A Georgia jury has ordered the automobile manufacturer Chrysler to pay $150 million for the 2012 death of a boy who was caught in a Jeep gas tank fire, Bloomberg reports. The jury found Chrysler guilty of recklessly designing the gas tank of the 1999 Jeep Grand Cherokee model, which burst into flames and killed a 4-year-old boy.
This marks the first Jeep fuel tank lawsuit to make it to trial, and experts predict the impact of the verdict could be substantial, spurring further lawsuits and even regulatory action. “This huge verdict will encourage plaintiffs, potential plaintiffs and their counsel to pursue more vigorously cases already filed . . . to file new ones that might have been unclear,” said Carl Tobias, a law professor at the University of Richmond.
According to the Bloomberg article, during the trial regarding this Jeep gas tank fire, the lawyer for the boy’s family focused on the motivation for Chrysler’s redesign of the 1999 Jeep Grand Cherokee. He claimed that the company destroyed a database of documents detailing the change to conceal the real reason for the redesign: to address a safety flaw that Chrysler hid from the public. “Chrysler consciously chose to put American families at risk, and gambled that juries would not figure it out,” the lawyer is quoted as arguing.
In 2013, Chrysler put out a recall on 2.7 million Jeep units. The recall, which is still in effect, covers Jeep Grand Cherokees from model years 1993 through 2004 and Jeep Liberty models from years 2002 through 2007. The federal government ordered Chrysler to recall the Jeeps after an investigation by the National Highway Traffic Safety Administration found that the exposed placement of the fuel tanks could result in a rupture or explosion if the car were hit from behind. After much resisting, Chrysler agreed to inspect the recalled units and attach trailer hitches to protect the exposed gas tanks on some of the cars. Despite the recall, the company maintains that there is nothing wrong with the Jeeps, and that they met or exceeded all of the safety standards in place at the time they were produced.
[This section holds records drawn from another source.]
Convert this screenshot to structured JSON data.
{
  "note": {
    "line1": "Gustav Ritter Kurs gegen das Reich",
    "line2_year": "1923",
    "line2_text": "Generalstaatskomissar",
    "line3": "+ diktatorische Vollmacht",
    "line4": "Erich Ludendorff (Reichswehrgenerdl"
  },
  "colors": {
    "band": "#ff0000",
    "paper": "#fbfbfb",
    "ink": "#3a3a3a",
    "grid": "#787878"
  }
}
Nearly two years later, only about 12 percent of the recalled Jeeps have received the fix. It appears this is not for a lack of initiative on the owners’ part: since the recall, there have been 840 complaints to the government that Jeep dealerships either refused or were unequipped to make the trailer hitch fix. In February, a Detroit woman was killed in a fuel tank explosion after being denied the remedy at a local dealership.
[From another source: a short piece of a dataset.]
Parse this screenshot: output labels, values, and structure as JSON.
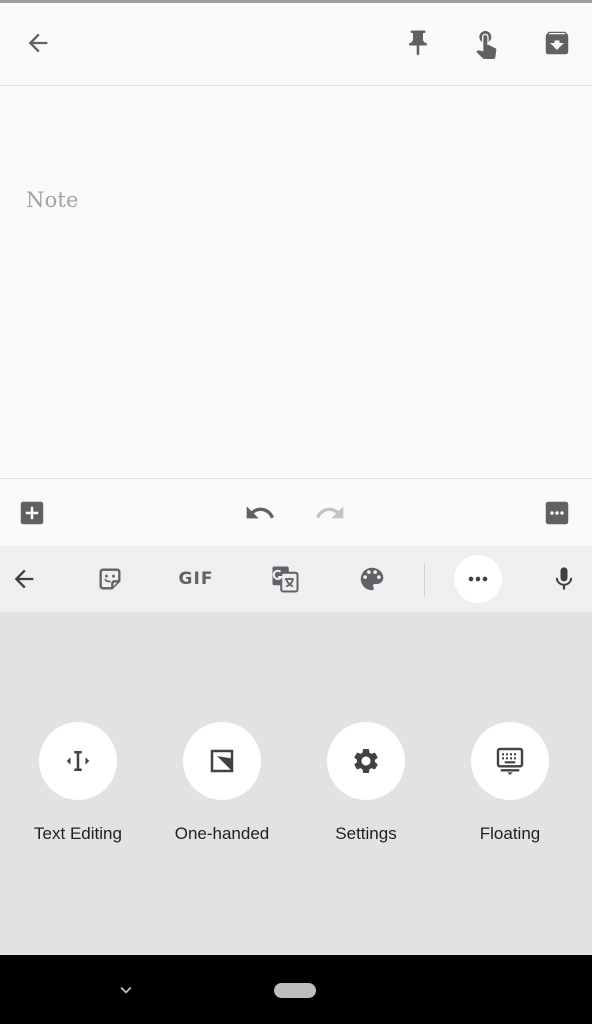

Consumers and safety regulators continue to call for Chrysler to more actively address this safety concern. They say it is clear the fix is not being implemented quickly enough. Since the recall, at least nine deaths have been caused by Jeep fuel tank fires. They ask how many more it will take before Chrysler takes responsibility for its defective products.
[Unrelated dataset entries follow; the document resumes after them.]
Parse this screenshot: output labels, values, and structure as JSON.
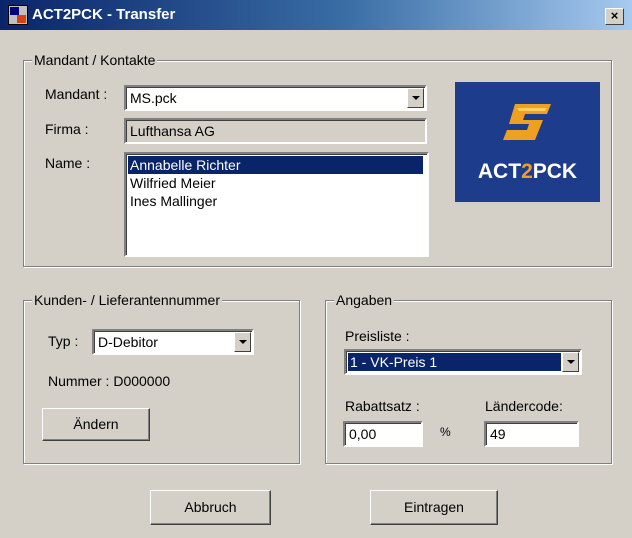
{
  "window": {
    "title": "ACT2PCK - Transfer",
    "close_glyph": "×"
  },
  "mandant_group": {
    "legend": "Mandant / Kontakte",
    "mandant_label": "Mandant :",
    "mandant_value": "MS.pck",
    "firma_label": "Firma :",
    "firma_value": "Lufthansa AG",
    "name_label": "Name :",
    "names": [
      "Annabelle Richter",
      "Wilfried Meier",
      "Ines Mallinger"
    ],
    "selected_name_index": 0
  },
  "logo": {
    "text_main": "ACT",
    "text_accent": "2",
    "text_end": "PCK",
    "bg_color": "#1e3c8c",
    "accent_color": "#f0a020"
  },
  "kunden_group": {
    "legend": "Kunden- / Lieferantennummer",
    "typ_label": "Typ :",
    "typ_value": "D-Debitor",
    "nummer_text": "Nummer : D000000",
    "aendern_label": "Ändern"
  },
  "angaben_group": {
    "legend": "Angaben",
    "preisliste_label": "Preisliste :",
    "preisliste_value": "1 - VK-Preis 1",
    "rabattsatz_label": "Rabattsatz :",
    "rabattsatz_value": "0,00",
    "percent_sign": "%",
    "laendercode_label": "Ländercode:",
    "laendercode_value": "49"
  },
  "buttons": {
    "cancel_label": "Abbruch",
    "submit_label": "Eintragen"
  }
}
The attorneys at Lopez McHugh are committed to protecting the safety and rights of automobile consumers. If you or someone you know was injured in a Jeep fuel tank accident, contact our team of experienced lawyers immediately to receive a free consultation. You may be entitled to compensation through a Jeep fuel tank lawsuit.